What’s great about the My Passport Pro is that it doesn’t require external power. The drive is powered entirely by the Thunderbolt connection. Unfortunately though, this does mean that it doesn’t support Daisy Chaining but I think this is an alright trade off because who wants to carry around yet another AC adapter? Not me.
Of course, like all portable WD drives, there is software included to help manage the operation of the drive. The My Passport Pro is no different and it includes a simple utility to perform diagnostics, modify the RAID configuration and erase the device. The software allows you to change the configuration of the RAID to either RAID0 which means your data will be spread across two disks (meaning you’ll have 4TB of storage to use) or RAID1 meaning your data will be mirrored across the two disks for data redundancy. Additionally, you can also use JBOD (Just a bunch of disks).
Unlike other WD software bundled with their portable drives, WD Drive Utilities does not need to be open or running in the background all the time. The software simply installs and you can open it when you need to use it. Additionally, it won’t put an icon in your top bar which is a nice, refreshing touch.

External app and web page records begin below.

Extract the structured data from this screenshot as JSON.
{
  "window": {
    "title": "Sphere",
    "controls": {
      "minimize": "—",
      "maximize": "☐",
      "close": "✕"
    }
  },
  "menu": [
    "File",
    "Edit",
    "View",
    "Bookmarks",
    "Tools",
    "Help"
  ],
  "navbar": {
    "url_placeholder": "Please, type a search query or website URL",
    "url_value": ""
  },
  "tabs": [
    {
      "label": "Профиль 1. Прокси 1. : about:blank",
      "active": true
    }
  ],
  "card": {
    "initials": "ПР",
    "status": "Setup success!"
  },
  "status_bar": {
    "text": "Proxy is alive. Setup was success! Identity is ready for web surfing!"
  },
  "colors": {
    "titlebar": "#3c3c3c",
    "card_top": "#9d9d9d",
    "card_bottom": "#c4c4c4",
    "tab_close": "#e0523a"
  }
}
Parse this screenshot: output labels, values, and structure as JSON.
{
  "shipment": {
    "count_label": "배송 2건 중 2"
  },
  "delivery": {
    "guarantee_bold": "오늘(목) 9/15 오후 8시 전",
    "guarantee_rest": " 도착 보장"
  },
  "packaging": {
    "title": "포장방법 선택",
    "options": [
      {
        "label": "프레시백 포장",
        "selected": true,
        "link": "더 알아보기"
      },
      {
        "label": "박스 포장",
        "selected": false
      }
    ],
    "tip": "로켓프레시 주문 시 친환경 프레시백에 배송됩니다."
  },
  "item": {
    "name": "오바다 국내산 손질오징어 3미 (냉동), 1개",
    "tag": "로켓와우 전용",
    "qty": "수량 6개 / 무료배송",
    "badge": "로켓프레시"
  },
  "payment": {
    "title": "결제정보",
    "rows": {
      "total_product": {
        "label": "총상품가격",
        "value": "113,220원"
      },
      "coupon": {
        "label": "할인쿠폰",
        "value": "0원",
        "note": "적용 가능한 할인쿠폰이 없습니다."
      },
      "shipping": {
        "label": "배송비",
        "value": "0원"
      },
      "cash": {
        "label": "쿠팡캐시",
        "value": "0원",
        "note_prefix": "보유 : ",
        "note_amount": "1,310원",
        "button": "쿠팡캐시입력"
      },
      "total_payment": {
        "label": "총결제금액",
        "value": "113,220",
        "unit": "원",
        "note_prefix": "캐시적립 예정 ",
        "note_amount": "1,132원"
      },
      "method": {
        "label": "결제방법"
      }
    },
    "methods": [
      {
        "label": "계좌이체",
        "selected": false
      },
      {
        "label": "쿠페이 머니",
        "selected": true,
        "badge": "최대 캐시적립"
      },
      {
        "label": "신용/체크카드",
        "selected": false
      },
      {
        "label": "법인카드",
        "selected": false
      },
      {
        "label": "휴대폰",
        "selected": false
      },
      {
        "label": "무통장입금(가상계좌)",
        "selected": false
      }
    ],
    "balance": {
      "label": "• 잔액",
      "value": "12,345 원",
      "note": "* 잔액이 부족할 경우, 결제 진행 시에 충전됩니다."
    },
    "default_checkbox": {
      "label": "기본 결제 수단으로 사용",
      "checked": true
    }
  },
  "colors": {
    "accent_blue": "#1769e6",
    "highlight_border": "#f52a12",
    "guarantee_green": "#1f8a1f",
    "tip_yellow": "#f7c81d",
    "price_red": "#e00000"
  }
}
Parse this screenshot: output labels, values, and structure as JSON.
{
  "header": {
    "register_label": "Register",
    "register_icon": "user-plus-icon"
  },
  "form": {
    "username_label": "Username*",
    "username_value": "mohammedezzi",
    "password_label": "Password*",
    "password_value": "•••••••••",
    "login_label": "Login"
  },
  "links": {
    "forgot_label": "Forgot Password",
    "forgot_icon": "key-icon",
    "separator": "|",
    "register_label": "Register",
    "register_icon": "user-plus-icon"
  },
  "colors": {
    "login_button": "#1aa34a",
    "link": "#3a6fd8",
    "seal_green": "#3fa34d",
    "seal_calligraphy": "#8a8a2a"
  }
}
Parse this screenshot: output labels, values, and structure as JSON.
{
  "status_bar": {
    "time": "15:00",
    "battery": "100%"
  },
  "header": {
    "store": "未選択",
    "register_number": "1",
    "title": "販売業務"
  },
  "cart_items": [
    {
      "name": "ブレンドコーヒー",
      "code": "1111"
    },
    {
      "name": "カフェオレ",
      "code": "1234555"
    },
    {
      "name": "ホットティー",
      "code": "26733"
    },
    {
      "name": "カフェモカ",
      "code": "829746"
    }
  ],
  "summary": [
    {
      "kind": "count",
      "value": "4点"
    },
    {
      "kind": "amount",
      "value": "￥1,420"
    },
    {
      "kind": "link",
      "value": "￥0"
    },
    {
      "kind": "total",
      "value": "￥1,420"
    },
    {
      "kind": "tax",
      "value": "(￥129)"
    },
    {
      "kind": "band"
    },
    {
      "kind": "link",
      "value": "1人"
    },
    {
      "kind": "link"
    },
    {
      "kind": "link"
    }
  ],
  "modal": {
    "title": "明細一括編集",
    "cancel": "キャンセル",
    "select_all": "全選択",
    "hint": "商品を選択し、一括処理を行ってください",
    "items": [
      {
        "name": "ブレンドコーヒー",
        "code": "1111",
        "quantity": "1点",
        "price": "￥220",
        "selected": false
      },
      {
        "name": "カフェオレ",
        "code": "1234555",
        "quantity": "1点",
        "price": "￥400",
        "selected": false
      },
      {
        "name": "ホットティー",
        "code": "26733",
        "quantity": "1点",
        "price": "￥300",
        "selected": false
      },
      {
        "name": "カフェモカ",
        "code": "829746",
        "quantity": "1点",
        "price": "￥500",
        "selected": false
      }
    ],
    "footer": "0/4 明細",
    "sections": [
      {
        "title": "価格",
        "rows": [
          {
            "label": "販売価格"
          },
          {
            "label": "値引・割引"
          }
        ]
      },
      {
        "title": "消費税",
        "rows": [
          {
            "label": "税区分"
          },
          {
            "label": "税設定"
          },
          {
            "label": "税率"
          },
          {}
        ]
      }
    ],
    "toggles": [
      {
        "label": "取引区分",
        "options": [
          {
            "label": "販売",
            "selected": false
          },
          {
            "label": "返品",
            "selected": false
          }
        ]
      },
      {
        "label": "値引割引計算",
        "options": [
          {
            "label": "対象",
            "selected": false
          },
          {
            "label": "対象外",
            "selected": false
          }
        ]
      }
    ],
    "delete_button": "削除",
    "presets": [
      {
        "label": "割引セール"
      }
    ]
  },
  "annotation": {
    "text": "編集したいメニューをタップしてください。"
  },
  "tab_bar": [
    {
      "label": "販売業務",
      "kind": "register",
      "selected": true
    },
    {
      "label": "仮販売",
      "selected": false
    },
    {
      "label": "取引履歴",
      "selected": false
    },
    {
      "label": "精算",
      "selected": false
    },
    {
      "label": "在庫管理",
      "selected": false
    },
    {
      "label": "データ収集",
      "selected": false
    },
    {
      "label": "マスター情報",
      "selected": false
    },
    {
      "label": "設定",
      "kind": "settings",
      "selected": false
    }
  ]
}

We performed our tests on a 2013 MacBook Pro paired with Blackmagic Disk Speed Test. We created a 5GB test file to transfer to the drive and tested it with both RAID0 and RAID1 configurations. Under the RAID0 environment, tests came in at 198.3 MB/s write speed and 196.8 MB/s read speed. The My Passport Pro benefits from the throughput of the two drives in RAID0 configuration. In RAID1 configuration, the My Passport Pro came in at 101.2 MB/s write speed and 104.2 MB/s read speed.
In the real world, this means you’d be able to write a 5GB video file in about 3 minutes in the RAID0 configuration and about 6 minutes in RAID1 configuration. These are rather impressive results and close to the 233 MB/s benchmark that WD advertised. However, these speeds will be well suited to the target market of the drive – video professionals.
8.5 / 10
No external power needed, impressive speeds
Bulky design, load whining fan, cable not user-replaceable
Video professionals will love this!
In conclusion, The WD My Passport Pro offers a huge amount of storage and impressive speed results to go with it. The drive being targeted to video editors and professionals is well suited due to not needing external power and offers a huge amount of space. The different configuration options allow you to use the drive how ever you please. The design while being bold and all aluminium, is bulky and heavy. Of course, having two hard drives in the one enclosure can make things abit difficult. I did dislike the loud whur and whine of the fan, however, this is needed to ensure the drives stay cool.
The drive is a little on the pricey side coming in at almost $650 for the 4TB model but being the first in it’s class, we can expect high pricing for now. I’m sure once other drives start coming out, the price will drop.
|WDBRMP0020DBK||2 TB||AU $ 499.99||NZ $ 549.99|
|WDBRNB0040DBK||4 TB||AU $ 649.99||NZ $ 749.99|